Hundreds of companies are participating in the digital asset ecosystem providing infrastructure support, marketplaces and applications such as decentralized finance, supply chain, gaming and social media. T

hey include online payment companies like PayPal, which lets account holders to buy, sell and hold crypto in their digital wallets; banks like JPMorgan, which has established a network for instantaneous payments based on blockchain technology; and major media companies like Fox and Disney involved in the non-fungible token (NFT) space.

Growing retail interest, especially among millennials and Gen Z. These digital natives expect Internet transactions to be digital in real time and without multiple steps and middlemen. Even older adults are engaging in digital asset investing, according to the BofA report. Approximately 14% of adults own digital assets and another 13% plan to buy some this year, according to the BofA report, which says their average age is 44.

More products beyond Bitcoin, including what BofA analysts called “altcoins,” short for alternative coins. There are currently more than 11,500 of these coins, and three of them — Ether, Cardano and Binance Coin — are the most popular and have exploded in value year-to-date, ranging from a 365% gain for Ether and over 1,100% for the Cardona (1,427%) and Binance Coin (1,142%).

An extended use of blockchain, the record-keeping technology behind Bitcoin and other cryptocurrency networks, in applications for decentralized finance, digital identity and supply chain tracking. Decentralized finance (DeFi) allows users to access financial products and services, such as lending, borrowing, insurance and trading, without relying on a traditional financial institution.

NFTs, unique cryptographic tokens that exist on a blockchain and cannot be replicated, are a key example of the digital identity uses of blockchain, allowing artists and musicians to retain ownership of their digitized assets and the rights to continuously resell them.

Central bank digital currency (CBDC) activity has been increasing significantly, according to BofA. The Federal Reserve plans to launch a review of the benefits and risks of issuing a CBDC within days, while China and Europe’s central banks are already studying the issue. To date, only five countries have CBDCs, and they’re all in the Caribbean. El Salvador has adopted Bitcoin as legal tender.

Plans for shifting to greener energy mining. These plans could potentially make crypto assets more attractive to investors and consumers who believe that production of these uses up too much energy for too little benefit and contributes to climate change.

According to the BofA report, Bitcoin production consumes about 91 terawatt hours of electricity a year, more than is used by Finland, which has 5.5 million people. (A recent Cambridge Bitcoin Electricity Consumption Index update says Bitcoin using 102.43 terawatt hours of electricity, almost as much as the electricity use (110.7 terawatt hours) of the Netherlands, which has more than 17 million people.)

Risks for Digital Assets Growth: Regulatory and Technology-Based

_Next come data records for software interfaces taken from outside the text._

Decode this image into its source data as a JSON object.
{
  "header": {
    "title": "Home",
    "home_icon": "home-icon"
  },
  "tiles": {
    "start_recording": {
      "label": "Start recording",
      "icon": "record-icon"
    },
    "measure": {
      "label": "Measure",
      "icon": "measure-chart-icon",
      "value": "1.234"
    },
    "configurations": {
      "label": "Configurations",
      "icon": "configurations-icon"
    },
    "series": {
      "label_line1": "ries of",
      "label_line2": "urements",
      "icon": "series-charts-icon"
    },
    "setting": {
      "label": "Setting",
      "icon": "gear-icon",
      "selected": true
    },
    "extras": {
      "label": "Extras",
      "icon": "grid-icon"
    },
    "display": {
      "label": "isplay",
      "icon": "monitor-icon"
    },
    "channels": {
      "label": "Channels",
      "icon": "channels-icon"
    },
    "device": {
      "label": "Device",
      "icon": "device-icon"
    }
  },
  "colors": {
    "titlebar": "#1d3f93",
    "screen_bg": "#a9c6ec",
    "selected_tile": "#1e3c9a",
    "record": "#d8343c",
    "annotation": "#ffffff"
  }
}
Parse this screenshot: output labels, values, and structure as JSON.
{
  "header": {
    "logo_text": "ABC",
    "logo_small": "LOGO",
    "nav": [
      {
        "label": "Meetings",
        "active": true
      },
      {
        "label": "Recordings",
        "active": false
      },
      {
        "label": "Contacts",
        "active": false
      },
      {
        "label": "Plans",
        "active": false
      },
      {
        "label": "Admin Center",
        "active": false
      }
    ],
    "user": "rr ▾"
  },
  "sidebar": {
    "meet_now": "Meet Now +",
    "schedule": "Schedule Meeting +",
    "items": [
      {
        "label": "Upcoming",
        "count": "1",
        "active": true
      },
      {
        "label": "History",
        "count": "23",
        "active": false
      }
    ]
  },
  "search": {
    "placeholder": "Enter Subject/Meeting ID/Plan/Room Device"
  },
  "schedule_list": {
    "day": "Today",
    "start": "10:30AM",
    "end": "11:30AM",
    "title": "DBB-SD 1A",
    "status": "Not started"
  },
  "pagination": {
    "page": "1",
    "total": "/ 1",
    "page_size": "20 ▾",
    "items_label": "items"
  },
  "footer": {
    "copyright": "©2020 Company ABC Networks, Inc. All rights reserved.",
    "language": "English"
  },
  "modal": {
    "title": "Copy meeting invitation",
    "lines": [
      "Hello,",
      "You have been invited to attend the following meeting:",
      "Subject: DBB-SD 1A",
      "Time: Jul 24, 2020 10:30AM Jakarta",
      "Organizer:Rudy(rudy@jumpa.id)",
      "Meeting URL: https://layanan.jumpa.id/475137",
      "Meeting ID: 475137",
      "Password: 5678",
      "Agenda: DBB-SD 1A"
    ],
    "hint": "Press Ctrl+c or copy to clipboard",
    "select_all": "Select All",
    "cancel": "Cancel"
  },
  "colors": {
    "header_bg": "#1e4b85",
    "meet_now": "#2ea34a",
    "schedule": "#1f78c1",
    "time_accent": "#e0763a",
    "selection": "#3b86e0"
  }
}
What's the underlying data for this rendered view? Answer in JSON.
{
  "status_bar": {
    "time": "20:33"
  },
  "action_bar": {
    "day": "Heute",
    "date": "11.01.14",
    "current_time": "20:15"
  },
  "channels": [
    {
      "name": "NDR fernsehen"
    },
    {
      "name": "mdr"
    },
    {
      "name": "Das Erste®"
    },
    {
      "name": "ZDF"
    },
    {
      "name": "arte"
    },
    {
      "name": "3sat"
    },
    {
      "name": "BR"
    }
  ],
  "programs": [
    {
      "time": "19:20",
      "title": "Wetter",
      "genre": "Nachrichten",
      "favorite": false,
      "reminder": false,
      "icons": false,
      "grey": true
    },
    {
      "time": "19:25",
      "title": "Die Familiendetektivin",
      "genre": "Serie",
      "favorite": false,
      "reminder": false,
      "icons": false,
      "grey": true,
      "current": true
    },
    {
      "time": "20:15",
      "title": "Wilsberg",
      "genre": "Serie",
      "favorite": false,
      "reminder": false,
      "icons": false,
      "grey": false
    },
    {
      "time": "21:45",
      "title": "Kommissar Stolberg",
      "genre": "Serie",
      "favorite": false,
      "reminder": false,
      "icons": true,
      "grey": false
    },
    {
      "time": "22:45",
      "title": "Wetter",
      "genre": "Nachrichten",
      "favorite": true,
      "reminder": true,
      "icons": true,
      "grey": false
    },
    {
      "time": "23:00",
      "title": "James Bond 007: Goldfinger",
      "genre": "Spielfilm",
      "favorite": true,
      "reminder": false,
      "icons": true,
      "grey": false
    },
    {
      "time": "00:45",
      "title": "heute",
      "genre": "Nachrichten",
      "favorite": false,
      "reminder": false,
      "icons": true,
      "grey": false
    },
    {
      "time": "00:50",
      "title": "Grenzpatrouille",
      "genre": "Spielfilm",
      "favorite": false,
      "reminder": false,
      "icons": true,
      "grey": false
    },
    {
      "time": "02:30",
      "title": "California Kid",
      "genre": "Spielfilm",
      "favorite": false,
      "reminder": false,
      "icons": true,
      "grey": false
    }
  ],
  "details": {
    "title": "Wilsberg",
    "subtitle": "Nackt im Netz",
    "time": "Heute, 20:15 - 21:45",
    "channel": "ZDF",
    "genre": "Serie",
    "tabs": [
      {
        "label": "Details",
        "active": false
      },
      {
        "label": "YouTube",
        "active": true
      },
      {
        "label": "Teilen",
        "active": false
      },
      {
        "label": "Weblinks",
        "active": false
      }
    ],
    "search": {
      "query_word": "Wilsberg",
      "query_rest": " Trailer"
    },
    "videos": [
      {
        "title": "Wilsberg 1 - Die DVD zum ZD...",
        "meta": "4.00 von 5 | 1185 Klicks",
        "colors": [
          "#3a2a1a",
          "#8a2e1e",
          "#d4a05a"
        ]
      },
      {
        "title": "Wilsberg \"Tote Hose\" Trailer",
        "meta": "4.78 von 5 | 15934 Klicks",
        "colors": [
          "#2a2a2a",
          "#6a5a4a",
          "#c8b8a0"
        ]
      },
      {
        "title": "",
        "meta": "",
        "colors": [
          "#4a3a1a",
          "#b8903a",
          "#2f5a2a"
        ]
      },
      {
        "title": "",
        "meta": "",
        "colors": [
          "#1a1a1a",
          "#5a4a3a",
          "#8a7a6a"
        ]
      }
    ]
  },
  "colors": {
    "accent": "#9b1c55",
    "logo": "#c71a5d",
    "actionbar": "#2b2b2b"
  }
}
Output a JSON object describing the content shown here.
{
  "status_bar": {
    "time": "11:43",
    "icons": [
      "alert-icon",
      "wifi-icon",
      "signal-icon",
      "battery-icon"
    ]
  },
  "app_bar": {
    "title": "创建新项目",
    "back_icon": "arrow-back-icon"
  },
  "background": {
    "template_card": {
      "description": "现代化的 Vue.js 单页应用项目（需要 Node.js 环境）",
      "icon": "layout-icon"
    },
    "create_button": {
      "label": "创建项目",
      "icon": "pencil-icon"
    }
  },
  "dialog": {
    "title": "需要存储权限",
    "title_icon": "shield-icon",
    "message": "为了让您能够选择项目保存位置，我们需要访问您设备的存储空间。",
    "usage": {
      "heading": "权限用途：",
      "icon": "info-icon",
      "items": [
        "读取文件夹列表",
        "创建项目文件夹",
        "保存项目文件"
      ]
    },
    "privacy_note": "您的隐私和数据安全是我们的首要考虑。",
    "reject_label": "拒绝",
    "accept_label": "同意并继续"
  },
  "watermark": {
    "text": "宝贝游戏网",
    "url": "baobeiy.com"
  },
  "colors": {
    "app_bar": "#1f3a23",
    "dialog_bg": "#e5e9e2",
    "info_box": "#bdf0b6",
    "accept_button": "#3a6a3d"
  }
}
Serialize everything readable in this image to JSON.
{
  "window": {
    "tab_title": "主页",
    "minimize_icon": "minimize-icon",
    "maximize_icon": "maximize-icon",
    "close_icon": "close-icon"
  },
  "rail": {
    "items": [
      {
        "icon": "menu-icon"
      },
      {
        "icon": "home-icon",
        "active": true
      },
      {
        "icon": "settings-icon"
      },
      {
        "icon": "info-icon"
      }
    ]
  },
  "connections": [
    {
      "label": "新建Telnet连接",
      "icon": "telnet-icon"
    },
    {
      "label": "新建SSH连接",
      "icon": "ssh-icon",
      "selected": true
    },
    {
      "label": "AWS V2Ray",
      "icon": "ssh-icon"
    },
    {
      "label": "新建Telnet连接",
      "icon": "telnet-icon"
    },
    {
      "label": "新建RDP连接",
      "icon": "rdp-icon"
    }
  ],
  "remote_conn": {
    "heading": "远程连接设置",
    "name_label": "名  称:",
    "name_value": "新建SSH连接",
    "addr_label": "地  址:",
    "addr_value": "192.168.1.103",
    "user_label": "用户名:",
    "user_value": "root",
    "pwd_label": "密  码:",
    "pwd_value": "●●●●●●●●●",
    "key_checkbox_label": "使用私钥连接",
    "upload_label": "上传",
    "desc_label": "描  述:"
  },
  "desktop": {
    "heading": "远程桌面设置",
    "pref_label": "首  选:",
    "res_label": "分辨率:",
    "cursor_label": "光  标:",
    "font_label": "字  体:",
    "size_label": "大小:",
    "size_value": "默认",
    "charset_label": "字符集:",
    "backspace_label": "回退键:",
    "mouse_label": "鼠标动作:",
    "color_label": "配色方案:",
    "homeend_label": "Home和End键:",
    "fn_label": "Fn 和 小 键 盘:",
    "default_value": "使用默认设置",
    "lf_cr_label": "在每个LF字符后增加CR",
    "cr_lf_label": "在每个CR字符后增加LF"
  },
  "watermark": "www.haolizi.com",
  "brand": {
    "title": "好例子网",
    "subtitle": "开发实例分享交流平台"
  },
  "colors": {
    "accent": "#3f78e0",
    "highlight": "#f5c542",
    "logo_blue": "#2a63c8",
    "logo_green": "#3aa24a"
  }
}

The flip side of these bullish signs for the continued growth of the crypto ecosystem are the regulatory and technological risks that the crypto universe is facing.

On the regulatory side are crackdowns on crypto trading in India and China, which recently banned all cryptocurrency transactions and any citizens from working for crypto-related companies and concerns that the U.S. and other governments will require greater anti-money laundering and know-your-customer disclosures by DeFi companies as well as larger reserve requirements.

Perhaps most important, the U.S. Securities and Exchange Commission could prevent the formation of crypto exchange-traded funds (ETFs), which crypto enthusiasts have been craving. (More than a dozen such applications have been filed with the SEC.)

As to risks involving technology, the BofA report lists the possibility that the underlying blockchain technology won’t scale effectively, that software bugs could cause smart contracts to fail and that hacking or fraud involving current adopters of DeFi with limited recourse could cause other current and potential adopters to revert to doing business with traditional financial institutions.

Other tech-related risks include the potential failure of stablecoins pegged to fiat currencies,  which could create a liquidity shock.